DB: Well it’s a very large painting that I made in 2011. You know, I always think of Pauline and what she did and I’m often reminded of her when people write to me and ask me about her or “Pop Goes the Easel” and I remember my friendship with her. I was about to start a new series of paintings about smartphones and I just thought before I do that I’d like to do a homage to Pauline as it were, just to help keep her in people’s memory really.

Full interview here: [link]

Phaidon’s “Great Women Artists” includes Pauline Boty and “Colour Her Gone”

“Five centuries of fascinating female creativity presented in more than 400 compelling artworks and one comprehensive volume: The most extensive fully illustrated book of women artists ever published, Great Women Artists reflects an era where art made by women is more prominent than ever. In museums, galleries, and the art market, previously overlooked female artists, past and present, are now gaining recognition and value.

Featuring more than 400 artists from more than 50 countries and spanning 500 years of creativity, each artist is represented here by a key artwork and short text. This essential volume reveals a parallel yet equally engaging history of art for an age that champions a greater diversity of voices.” from the Phaidon website

SPECIFICATIONS
Format: Hardback
Size: 290 x 250 mm (11 3/8 x 9 7/8 in)
Pages: 464 pp
Illustrations: 450 illustrations
ISBN: 9780714878775

More information available here: [link]

Evelyne Axell exhibition in Namur references influence of Pauline Boty on collage work

Exhibition poster, Service de la Culture de la Province de Namur

From 21 September 2019 to 26 January 2020, Evelyne Axell: Pop Methods”: a major exhibition of the work of Evelyne Axell (Namur, 1935 – Zwijnaerde 1972) is to open the artistic season at the new renovated and extended Delta (previously the Maison de la Culture de Namur – Cultural and Art centre of Namur).
This large-scale event will include paintings, collages, sketches, preparatory drawings, and documents bearing witness to the artist’s working methods and providing opportunities to explore her specific methods, including her use of numerous photographic self-portraits.
At the peak of her time, Evelyne Axell succeeded in mastering the new materials that became available (plexiglass, fur, etc.) to break out of the confines of canvas and experiment, for example, with opaline plexiglass transparencies. Her work reveals her own view of a world gathering pace, where eroticism goes hand in hand with a feminist discourse. The exceptional discovery of 17 of her first works, never exhibited before, provides an opportunity to explore the early stages of her plastic work. These are mainly collages dating from 1964 – which show in particular the influence of English Pop artists (Pauline Boty and Peter Phillips particularly).
This exhibition, conceived in close collaboration with her son, Philippe Antoine, is set to travel through several European countries.

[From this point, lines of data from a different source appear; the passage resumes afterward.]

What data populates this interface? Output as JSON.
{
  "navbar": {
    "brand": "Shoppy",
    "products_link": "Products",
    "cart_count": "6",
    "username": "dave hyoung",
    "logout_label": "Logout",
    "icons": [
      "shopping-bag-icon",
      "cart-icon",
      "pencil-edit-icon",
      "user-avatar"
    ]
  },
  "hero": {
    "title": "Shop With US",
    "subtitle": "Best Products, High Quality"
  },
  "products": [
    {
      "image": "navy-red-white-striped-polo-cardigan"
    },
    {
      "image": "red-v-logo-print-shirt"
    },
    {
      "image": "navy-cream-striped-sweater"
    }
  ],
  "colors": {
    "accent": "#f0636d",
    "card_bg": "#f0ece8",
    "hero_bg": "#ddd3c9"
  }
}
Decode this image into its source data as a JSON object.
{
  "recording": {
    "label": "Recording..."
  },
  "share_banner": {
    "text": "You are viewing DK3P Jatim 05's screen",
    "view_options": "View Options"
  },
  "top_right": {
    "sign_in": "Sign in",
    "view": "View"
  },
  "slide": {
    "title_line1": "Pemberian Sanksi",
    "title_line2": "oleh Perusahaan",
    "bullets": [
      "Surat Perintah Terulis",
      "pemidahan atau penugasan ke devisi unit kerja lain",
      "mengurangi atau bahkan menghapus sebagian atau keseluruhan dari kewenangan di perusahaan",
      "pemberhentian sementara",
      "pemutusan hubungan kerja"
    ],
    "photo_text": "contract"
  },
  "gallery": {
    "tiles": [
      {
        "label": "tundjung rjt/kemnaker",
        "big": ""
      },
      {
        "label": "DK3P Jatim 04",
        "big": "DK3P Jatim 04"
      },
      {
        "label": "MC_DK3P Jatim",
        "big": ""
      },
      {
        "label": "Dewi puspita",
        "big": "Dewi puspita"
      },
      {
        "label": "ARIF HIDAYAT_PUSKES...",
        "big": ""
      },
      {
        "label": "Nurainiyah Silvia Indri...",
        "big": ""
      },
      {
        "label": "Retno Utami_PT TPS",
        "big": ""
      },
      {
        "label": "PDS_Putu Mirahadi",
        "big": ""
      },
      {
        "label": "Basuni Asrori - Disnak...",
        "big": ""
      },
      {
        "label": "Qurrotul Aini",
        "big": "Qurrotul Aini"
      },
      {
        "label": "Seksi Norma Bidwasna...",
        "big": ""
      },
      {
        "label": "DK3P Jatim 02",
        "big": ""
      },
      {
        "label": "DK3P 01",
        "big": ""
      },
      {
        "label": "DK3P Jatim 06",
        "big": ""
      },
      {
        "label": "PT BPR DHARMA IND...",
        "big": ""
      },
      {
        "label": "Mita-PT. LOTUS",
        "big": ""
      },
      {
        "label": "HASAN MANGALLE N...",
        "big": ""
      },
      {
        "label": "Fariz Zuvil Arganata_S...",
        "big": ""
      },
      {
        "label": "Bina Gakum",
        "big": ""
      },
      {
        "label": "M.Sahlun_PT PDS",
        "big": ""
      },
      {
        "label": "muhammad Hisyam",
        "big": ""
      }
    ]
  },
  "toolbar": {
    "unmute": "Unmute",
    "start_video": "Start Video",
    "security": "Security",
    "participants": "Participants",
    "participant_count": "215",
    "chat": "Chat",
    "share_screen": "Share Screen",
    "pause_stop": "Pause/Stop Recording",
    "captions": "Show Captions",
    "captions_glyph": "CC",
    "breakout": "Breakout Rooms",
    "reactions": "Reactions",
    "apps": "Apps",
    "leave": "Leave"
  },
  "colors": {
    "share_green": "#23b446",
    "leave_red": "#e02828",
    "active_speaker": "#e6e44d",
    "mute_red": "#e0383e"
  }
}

Service de la Culture de la Province de Namur Le Delta / Arts Plastiques / Expositions, Avenue Reine Astrid, 22 B B – 5000 Namur, Belgium


Early Pauline Boty painting discovered!

Untitled by Pauline Boty, 1959, oil on card laid on canvas. 69 x 51 cm
Untitled, 1959, oil on card laid on canvas. 69 x 51 cm

Dating from Boty’s time at the RCA [Royal College of Art] this untitled work has hints of the sensuality she would develop further with some of her key Pop art paintings, but with a palette of autumnal hues she rarely used again. The work is of oil on card laid on canvas and at 69 x 51 cm is large compared to most other surviving works from the period. Excitingly and very unusually it is also prominently signed and dated “Boty.59” on the front.

For further details please enquire using the Contact form or via info@paulineboty.org

Detail of signature and date on recently discovered painting by Pauline Boty.
A rare example of a work by Boty signed and dated on the painting itself.